What is needed: Please copy each line of the records below that holds the word "JSON".

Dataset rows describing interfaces

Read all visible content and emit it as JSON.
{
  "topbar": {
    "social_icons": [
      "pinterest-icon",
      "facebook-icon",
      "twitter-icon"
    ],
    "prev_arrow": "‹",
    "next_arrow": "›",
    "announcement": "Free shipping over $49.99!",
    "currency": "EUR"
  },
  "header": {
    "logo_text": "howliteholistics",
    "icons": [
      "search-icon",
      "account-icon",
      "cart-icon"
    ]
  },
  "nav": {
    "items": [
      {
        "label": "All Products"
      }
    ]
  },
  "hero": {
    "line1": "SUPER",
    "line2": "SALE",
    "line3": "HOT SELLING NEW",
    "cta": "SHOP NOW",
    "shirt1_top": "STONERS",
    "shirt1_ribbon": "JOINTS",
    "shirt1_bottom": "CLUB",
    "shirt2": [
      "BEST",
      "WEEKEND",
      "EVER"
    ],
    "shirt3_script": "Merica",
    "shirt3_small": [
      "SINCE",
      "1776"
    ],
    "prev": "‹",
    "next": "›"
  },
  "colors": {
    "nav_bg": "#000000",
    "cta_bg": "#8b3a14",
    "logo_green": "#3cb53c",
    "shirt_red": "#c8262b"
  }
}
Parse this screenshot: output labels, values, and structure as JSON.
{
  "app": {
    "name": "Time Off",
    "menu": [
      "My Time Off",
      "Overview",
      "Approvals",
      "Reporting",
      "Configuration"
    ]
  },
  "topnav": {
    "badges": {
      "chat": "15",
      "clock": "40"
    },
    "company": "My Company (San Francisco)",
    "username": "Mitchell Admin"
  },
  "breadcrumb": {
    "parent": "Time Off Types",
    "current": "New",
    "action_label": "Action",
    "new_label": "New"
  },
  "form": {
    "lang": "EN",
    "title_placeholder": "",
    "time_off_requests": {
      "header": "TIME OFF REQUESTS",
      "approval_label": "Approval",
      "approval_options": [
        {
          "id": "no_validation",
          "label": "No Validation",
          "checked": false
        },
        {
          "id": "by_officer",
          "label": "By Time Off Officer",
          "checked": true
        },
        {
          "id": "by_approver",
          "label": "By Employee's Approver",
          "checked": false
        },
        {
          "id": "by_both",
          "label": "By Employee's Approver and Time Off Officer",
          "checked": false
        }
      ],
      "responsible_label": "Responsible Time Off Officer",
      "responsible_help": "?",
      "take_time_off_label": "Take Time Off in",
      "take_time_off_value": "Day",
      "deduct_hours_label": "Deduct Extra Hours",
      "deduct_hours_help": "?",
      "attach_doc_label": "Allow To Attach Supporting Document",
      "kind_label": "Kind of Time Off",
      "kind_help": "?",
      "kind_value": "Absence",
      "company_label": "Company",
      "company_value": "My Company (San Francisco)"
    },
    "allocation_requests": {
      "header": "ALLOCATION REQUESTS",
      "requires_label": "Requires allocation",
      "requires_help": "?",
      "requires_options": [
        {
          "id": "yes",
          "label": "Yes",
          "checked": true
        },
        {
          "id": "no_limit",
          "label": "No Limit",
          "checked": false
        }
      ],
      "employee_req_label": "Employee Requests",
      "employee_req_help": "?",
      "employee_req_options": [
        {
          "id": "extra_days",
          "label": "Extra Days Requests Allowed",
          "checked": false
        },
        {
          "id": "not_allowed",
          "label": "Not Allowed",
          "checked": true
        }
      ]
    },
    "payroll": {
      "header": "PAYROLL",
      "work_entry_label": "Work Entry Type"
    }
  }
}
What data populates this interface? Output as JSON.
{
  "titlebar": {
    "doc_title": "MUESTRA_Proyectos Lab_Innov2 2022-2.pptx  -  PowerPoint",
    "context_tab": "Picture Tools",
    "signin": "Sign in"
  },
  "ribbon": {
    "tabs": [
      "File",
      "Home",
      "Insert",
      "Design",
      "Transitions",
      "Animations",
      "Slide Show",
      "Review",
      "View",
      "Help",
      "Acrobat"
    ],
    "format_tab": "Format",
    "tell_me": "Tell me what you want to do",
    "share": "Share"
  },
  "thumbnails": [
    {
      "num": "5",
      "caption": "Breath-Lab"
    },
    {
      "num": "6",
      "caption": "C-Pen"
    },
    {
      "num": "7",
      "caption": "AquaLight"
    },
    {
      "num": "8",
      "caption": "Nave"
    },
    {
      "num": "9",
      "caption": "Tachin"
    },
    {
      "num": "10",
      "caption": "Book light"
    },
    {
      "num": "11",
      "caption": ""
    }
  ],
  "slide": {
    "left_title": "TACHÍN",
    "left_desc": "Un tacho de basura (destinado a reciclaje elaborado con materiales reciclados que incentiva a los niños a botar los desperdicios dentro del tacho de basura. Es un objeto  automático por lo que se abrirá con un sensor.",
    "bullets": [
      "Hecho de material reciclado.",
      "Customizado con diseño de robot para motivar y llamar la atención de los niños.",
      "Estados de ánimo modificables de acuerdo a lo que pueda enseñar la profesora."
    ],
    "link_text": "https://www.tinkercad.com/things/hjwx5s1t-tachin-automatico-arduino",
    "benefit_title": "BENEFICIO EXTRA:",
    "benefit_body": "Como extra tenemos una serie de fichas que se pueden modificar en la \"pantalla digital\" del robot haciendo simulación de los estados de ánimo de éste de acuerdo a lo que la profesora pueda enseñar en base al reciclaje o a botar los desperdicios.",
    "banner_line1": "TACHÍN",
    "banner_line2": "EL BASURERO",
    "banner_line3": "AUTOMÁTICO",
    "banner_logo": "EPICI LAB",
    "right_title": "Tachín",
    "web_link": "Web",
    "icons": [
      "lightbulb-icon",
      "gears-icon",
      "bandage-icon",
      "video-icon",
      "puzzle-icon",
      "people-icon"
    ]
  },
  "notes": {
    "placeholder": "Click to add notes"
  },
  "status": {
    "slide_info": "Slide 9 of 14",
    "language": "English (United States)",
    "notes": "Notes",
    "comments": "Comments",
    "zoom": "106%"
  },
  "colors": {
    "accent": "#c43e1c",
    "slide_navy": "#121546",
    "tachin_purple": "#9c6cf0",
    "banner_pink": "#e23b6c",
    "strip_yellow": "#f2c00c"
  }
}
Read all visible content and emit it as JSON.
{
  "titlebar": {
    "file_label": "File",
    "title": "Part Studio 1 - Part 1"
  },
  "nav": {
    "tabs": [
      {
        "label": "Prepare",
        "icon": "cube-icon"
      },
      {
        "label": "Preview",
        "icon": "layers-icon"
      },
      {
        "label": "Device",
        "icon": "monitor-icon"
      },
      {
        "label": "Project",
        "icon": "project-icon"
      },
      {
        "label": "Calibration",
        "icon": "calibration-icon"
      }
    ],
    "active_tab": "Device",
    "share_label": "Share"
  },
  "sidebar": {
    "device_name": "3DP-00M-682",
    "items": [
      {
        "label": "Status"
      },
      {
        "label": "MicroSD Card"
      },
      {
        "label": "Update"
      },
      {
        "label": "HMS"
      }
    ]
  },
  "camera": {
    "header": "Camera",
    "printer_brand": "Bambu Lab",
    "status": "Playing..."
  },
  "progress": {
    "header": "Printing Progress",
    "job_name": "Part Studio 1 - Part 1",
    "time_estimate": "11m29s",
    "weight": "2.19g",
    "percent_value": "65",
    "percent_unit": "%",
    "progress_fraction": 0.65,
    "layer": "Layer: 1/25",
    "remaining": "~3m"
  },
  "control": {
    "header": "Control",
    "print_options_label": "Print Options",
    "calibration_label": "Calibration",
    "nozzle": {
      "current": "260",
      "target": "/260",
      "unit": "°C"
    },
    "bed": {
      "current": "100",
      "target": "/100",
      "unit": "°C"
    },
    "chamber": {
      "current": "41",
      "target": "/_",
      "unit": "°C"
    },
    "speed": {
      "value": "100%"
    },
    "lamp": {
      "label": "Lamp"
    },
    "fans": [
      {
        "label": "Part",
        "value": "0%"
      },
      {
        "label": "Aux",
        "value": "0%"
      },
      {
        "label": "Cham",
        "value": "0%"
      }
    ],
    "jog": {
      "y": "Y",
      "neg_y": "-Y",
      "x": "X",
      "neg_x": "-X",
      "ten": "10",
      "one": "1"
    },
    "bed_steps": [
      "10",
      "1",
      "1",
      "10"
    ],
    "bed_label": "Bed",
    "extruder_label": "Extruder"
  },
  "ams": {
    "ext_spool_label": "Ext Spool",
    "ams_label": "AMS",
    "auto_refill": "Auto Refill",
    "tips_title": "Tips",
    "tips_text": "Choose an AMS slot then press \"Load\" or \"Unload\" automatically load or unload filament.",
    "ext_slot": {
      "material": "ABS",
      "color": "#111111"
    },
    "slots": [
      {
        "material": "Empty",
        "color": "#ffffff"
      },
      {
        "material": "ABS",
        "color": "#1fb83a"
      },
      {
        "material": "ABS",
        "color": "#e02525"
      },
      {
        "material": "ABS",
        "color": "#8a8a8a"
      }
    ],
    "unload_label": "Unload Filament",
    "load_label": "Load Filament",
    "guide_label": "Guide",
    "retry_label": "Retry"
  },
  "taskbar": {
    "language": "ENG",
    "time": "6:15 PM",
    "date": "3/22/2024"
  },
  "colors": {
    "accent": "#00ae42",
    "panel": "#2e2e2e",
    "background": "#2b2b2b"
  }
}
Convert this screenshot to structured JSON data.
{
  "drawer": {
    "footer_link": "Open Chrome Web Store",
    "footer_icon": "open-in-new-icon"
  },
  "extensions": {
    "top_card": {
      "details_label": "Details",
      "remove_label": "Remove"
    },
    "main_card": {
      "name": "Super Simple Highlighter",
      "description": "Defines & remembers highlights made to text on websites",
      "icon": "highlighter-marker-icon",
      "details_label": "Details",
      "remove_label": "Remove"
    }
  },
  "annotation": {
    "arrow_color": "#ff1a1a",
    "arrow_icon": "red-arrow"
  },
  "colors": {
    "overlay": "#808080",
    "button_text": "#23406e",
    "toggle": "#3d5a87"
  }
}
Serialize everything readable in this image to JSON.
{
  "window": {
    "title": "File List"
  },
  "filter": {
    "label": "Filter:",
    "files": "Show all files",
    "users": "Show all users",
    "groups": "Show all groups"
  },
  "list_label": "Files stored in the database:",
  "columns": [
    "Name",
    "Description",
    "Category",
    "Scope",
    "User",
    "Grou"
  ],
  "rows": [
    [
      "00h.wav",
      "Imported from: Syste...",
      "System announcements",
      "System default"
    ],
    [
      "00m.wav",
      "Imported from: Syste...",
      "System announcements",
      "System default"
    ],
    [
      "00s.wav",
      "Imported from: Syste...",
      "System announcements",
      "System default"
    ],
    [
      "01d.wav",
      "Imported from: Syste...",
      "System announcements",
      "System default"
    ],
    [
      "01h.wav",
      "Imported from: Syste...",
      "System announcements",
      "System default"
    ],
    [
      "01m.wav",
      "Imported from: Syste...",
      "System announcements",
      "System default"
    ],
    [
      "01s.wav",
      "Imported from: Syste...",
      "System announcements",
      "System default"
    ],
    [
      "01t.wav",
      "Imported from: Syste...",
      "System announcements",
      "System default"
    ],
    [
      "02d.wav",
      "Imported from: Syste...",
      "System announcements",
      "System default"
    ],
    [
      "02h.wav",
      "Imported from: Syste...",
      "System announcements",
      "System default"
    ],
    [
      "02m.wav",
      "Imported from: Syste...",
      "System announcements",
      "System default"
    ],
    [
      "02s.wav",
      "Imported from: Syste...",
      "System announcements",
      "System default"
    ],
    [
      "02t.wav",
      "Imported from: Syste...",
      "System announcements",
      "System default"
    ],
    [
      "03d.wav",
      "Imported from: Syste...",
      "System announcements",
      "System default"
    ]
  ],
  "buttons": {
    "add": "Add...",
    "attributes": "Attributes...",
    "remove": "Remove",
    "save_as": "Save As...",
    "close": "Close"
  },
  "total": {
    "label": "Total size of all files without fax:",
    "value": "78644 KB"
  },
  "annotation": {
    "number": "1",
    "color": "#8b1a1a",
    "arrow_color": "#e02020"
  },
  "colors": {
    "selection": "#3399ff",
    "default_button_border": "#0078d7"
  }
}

Output of the task:
Read all visible content and emit it as JSON.
Parse this screenshot: output labels, values, and structure as JSON.
What data populates this interface? Output as JSON.
Read all visible content and emit it as JSON.
Convert this screenshot to structured JSON data.
Serialize everything readable in this image to JSON.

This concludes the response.